⟨
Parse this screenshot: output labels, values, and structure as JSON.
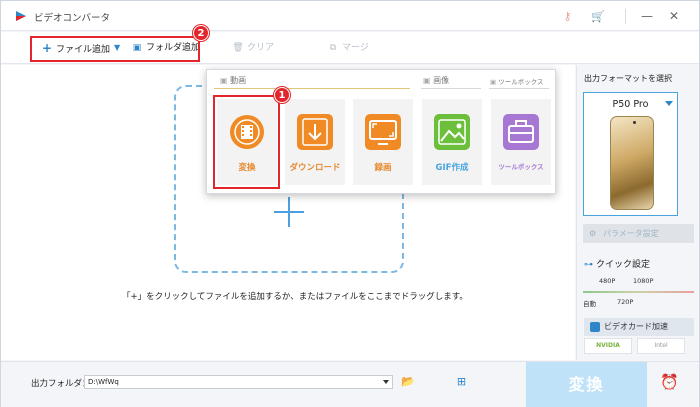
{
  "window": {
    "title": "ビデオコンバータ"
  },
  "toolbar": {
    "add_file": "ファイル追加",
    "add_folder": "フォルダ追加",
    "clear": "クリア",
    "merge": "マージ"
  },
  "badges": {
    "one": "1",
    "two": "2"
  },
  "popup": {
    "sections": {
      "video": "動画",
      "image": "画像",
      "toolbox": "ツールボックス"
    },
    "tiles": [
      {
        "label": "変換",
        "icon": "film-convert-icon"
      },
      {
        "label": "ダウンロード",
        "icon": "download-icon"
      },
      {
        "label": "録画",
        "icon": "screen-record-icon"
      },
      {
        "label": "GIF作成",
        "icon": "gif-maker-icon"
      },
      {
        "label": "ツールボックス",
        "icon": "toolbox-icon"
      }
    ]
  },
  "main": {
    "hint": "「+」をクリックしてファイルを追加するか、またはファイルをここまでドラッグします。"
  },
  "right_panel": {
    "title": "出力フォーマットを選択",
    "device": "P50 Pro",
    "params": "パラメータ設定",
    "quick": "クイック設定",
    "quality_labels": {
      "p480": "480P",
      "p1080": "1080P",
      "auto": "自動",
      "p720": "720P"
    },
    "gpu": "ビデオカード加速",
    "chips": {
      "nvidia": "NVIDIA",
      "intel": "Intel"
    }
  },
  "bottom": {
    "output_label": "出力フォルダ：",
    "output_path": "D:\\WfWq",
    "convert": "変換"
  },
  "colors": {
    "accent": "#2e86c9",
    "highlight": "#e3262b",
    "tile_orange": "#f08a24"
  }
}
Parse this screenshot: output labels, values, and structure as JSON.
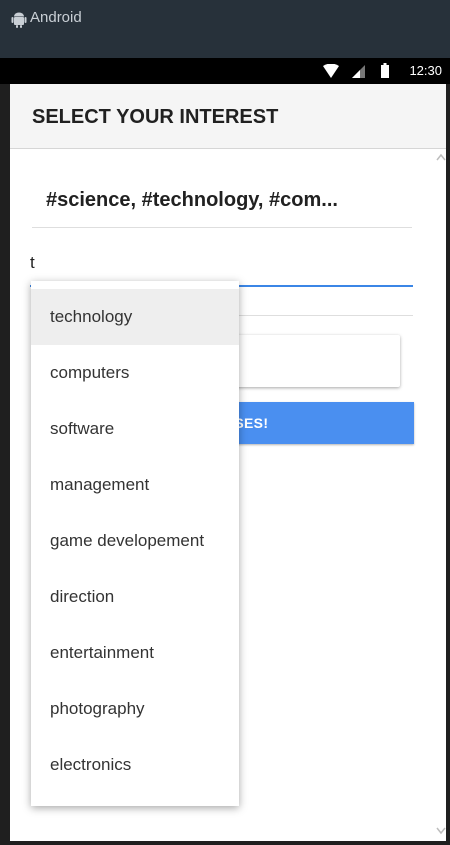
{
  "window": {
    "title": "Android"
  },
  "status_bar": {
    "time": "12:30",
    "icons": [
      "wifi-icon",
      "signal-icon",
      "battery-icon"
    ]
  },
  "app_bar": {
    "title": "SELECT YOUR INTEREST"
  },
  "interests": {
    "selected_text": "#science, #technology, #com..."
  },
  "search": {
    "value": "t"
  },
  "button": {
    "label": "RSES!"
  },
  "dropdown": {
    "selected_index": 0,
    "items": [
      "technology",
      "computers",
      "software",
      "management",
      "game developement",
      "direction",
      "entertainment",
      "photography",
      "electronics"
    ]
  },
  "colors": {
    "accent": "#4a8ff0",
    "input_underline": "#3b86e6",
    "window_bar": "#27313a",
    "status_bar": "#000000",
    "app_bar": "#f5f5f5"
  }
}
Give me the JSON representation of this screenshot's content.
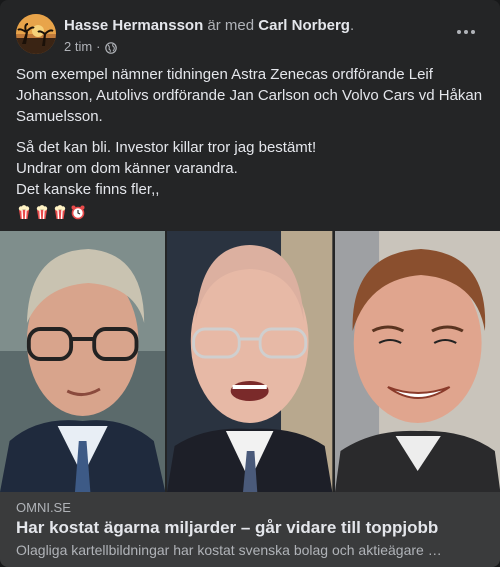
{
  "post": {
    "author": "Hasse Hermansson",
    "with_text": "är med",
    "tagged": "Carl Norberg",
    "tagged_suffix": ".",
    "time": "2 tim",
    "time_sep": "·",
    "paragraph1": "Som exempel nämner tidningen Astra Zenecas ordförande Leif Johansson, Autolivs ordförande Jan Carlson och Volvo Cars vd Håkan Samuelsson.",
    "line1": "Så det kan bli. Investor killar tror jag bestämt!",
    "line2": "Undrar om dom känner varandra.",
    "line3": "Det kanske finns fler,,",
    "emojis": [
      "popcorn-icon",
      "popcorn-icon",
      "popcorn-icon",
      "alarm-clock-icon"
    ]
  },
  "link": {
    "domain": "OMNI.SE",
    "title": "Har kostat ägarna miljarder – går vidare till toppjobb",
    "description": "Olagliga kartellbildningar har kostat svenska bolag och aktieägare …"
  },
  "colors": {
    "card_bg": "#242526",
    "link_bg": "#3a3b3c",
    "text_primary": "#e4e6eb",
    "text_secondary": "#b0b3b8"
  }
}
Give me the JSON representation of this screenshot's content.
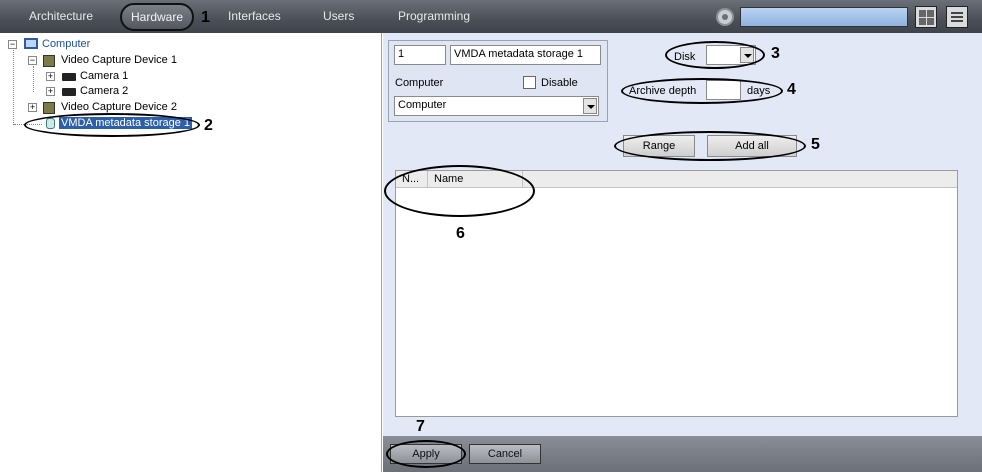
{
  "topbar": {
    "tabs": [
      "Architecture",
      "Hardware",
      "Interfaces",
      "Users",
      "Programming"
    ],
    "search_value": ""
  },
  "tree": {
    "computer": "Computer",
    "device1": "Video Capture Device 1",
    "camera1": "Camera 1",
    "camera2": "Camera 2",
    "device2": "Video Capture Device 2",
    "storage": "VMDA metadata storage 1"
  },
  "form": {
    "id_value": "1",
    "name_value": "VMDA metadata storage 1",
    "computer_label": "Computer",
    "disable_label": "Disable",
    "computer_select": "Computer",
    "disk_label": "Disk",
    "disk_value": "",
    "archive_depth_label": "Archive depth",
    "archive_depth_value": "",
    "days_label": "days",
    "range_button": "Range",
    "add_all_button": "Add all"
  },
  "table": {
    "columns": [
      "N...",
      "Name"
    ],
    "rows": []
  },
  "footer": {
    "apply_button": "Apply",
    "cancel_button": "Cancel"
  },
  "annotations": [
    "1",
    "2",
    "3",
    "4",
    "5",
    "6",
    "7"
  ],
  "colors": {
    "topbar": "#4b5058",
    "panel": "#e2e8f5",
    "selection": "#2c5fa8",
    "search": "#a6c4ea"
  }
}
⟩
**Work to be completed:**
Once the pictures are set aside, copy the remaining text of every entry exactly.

**Written response:**
Parse this screenshot: output labels, values, and structure as JSON.
{
  "window": {
    "title": "ビデオコンバータ"
  },
  "toolbar": {
    "add_file": "ファイル追加",
    "add_folder": "フォルダ追加",
    "clear": "クリア",
    "merge": "マージ"
  },
  "badges": {
    "one": "1",
    "two": "2"
  },
  "popup": {
    "sections": {
      "video": "動画",
      "image": "画像",
      "toolbox": "ツールボックス"
    },
    "tiles": [
      {
        "label": "変換",
        "icon": "film-convert-icon"
      },
      {
        "label": "ダウンロード",
        "icon": "download-icon"
      },
      {
        "label": "録画",
        "icon": "screen-record-icon"
      },
      {
        "label": "GIF作成",
        "icon": "gif-maker-icon"
      },
      {
        "label": "ツールボックス",
        "icon": "toolbox-icon"
      }
    ]
  },
  "main": {
    "hint": "「+」をクリックしてファイルを追加するか、またはファイルをここまでドラッグします。"
  },
  "right_panel": {
    "title": "出力フォーマットを選択",
    "device": "P50 Pro",
    "params": "パラメータ設定",
    "quick": "クイック設定",
    "quality_labels": {
      "p480": "480P",
      "p1080": "1080P",
      "auto": "自動",
      "p720": "720P"
    },
    "gpu": "ビデオカード加速",
    "chips": {
      "nvidia": "NVIDIA",
      "intel": "Intel"
    }
  },
  "bottom": {
    "output_label": "出力フォルダ：",
    "output_path": "D:\\WfWq",
    "convert": "変換"
  },
  "colors": {
    "accent": "#2e86c9",
    "highlight": "#e3262b",
    "tile_orange": "#f08a24"
  }
}
Parse this screenshot: output labels, values, and structure as JSON.
{
  "window": {
    "title": "Android"
  },
  "status_bar": {
    "time": "12:30",
    "icons": [
      "wifi-icon",
      "signal-icon",
      "battery-icon"
    ]
  },
  "app_bar": {
    "title": "SELECT YOUR INTEREST"
  },
  "interests": {
    "selected_text": "#science, #technology, #com..."
  },
  "search": {
    "value": "t"
  },
  "button": {
    "label": "RSES!"
  },
  "dropdown": {
    "selected_index": 0,
    "items": [
      "technology",
      "computers",
      "software",
      "management",
      "game developement",
      "direction",
      "entertainment",
      "photography",
      "electronics"
    ]
  },
  "colors": {
    "accent": "#4a8ff0",
    "input_underline": "#3b86e6",
    "window_bar": "#27313a",
    "status_bar": "#000000",
    "app_bar": "#f5f5f5"
  }
}
Give me the JSON representation of this screenshot's content.
{
  "post": {
    "author": "Hasse Hermansson",
    "with_text": "är med",
    "tagged": "Carl Norberg",
    "tagged_suffix": ".",
    "time": "2 tim",
    "time_sep": "·",
    "paragraph1": "Som exempel nämner tidningen Astra Zenecas ordförande Leif Johansson, Autolivs ordförande Jan Carlson och Volvo Cars vd Håkan Samuelsson.",
    "line1": "Så det kan bli. Investor killar tror jag bestämt!",
    "line2": "Undrar om dom känner varandra.",
    "line3": "Det kanske finns fler,,",
    "emojis": [
      "popcorn-icon",
      "popcorn-icon",
      "popcorn-icon",
      "alarm-clock-icon"
    ]
  },
  "link": {
    "domain": "OMNI.SE",
    "title": "Har kostat ägarna miljarder – går vidare till toppjobb",
    "description": "Olagliga kartellbildningar har kostat svenska bolag och aktieägare …"
  },
  "colors": {
    "card_bg": "#242526",
    "link_bg": "#3a3b3c",
    "text_primary": "#e4e6eb",
    "text_secondary": "#b0b3b8"
  }
}
Give me the JSON representation of this screenshot's content.
{
  "topbar": {
    "tabs": [
      "Architecture",
      "Hardware",
      "Interfaces",
      "Users",
      "Programming"
    ],
    "search_value": ""
  },
  "tree": {
    "computer": "Computer",
    "device1": "Video Capture Device 1",
    "camera1": "Camera 1",
    "camera2": "Camera 2",
    "device2": "Video Capture Device 2",
    "storage": "VMDA metadata storage 1"
  },
  "form": {
    "id_value": "1",
    "name_value": "VMDA metadata storage 1",
    "computer_label": "Computer",
    "disable_label": "Disable",
    "computer_select": "Computer",
    "disk_label": "Disk",
    "disk_value": "",
    "archive_depth_label": "Archive depth",
    "archive_depth_value": "",
    "days_label": "days",
    "range_button": "Range",
    "add_all_button": "Add all"
  },
  "table": {
    "columns": [
      "N...",
      "Name"
    ],
    "rows": []
  },
  "footer": {
    "apply_button": "Apply",
    "cancel_button": "Cancel"
  },
  "annotations": [
    "1",
    "2",
    "3",
    "4",
    "5",
    "6",
    "7"
  ],
  "colors": {
    "topbar": "#4b5058",
    "panel": "#e2e8f5",
    "selection": "#2c5fa8",
    "search": "#a6c4ea"
  }
}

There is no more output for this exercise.